In the same way, CC is intuitively anti-choice even though it does not logically require opposition to choice.


Jeb for National School Grades

January 23, 2009

BUSH EDUCATION SUMMIT

“Everybody do the FCAT! Yeah!”

HT Orlando Sentinel

(Guest post by Greg Forster)

This morning, Jeb Bush comes out for a national school grading system on NRO.

What he’s proposing is a federal grade A to F for each school, based on both performance level and improvement – kind of the way Florida schools are graded under the A+ system (though Jeb doesn’t propose federal sanctions for poorly performing schools, just a grading system). He justifies the move on grounds that the NCLB system encourages states to lower standards.

Jeb doesn’t discuss this in the article, but readers of JBGB know that a clash has been brewing between Florida’s A+ program and NCLB. Florida, which has had success with the A+ program (where improvement in performance is a factor alongside performance level), is going to run into the 2014 “everybody must be proficient” wall along with everyone else.

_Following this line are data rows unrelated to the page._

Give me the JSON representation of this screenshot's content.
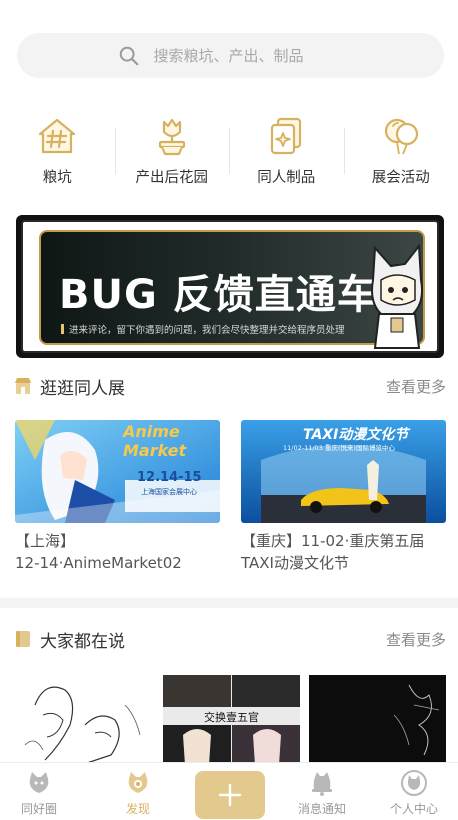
{
  "search": {
    "placeholder": "搜索粮坑、产出、制品",
    "icon": "search-icon"
  },
  "categories": [
    {
      "label": "粮坑",
      "icon": "hash-house-icon"
    },
    {
      "label": "产出后花园",
      "icon": "flower-pot-icon"
    },
    {
      "label": "同人制品",
      "icon": "cards-icon"
    },
    {
      "label": "展会活动",
      "icon": "balloons-icon"
    }
  ],
  "banner": {
    "title": "BUG 反馈直通车",
    "subtitle": "进来评论，留下你遇到的问题，我们会尽快整理并交给程序员处理"
  },
  "section_expo": {
    "title": "逛逛同人展",
    "more": "查看更多",
    "icon": "shop-icon",
    "cards": [
      {
        "line1": "【上海】",
        "line2": "12-14·AnimeMarket02",
        "img_title": "Anime Market",
        "img_date": "12.14-15",
        "img_venue": "上海国家会展中心"
      },
      {
        "line1": "【重庆】11-02·重庆第五届",
        "line2": "TAXI动漫文化节",
        "img_title": "TAXI动漫文化节",
        "img_date": "11/02-11/03 重庆(悦来)国际博览中心"
      }
    ]
  },
  "section_talk": {
    "title": "大家都在说",
    "more": "查看更多",
    "icon": "book-icon",
    "thumb2_label": "交换壹五官"
  },
  "tabbar": {
    "items": [
      {
        "label": "同好圈",
        "icon": "cat-circle-icon"
      },
      {
        "label": "发现",
        "icon": "cat-discover-icon"
      },
      {
        "label": "消息通知",
        "icon": "bell-cat-icon"
      },
      {
        "label": "个人中心",
        "icon": "profile-cat-icon"
      }
    ],
    "active": "发现",
    "center_icon": "plus-icon"
  },
  "colors": {
    "accent": "#d7b25e",
    "plus_bg": "#e3c98e",
    "banner_gold": "#c49b4a"
  }
}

No doubt our own Matt Ladner, chronicler of the looming conflict in the posts linked above, will have more to say about this (hopefully including some more classy artistic illustrations), but just to put my own two cents in, I’m not clear on why there needs to be a national grade.

For that matter, I’m not even convinced we need a national test, since that sacrifices the merits of interstate competition. At both the state and federal levels, the test is being developed and implemented by a bureaucracy that is heavily colonized by the defenders of the status quo and thus will be looking for opportunities to dumb down the test or manipulate the scoring to make schools look better. But if one state dumbs down while another (under political pressure from reformers) stays the course and makes real improvement, that creates pressure on the dumb state to get with it.

The impetus for a single national test, it seems to me, is because federal rewards and punishments create an incentive to dumb down. If we’re not going to have rewards and punishments based on the scores, what’s the need for a single national test? Why not just require each state to maintain a transparent testing system of its own devising – or, if that’s not good enough, require each state to purchase and use one of the major privately developed national tests?

But we can leave that aside. Let’s stipulate the case for a national test. Still, if you’re not going to hold schools accountable with rewards and penalties, then why issue grades along with the test scores? Why not just give a test and report the results numerically, and let private organizations put together their own grading systems? That way people can decide for themselves what aspects of performance measurement matter most, rather than turning the job over to a federal bureaucracy that has an incentive to make schools look better.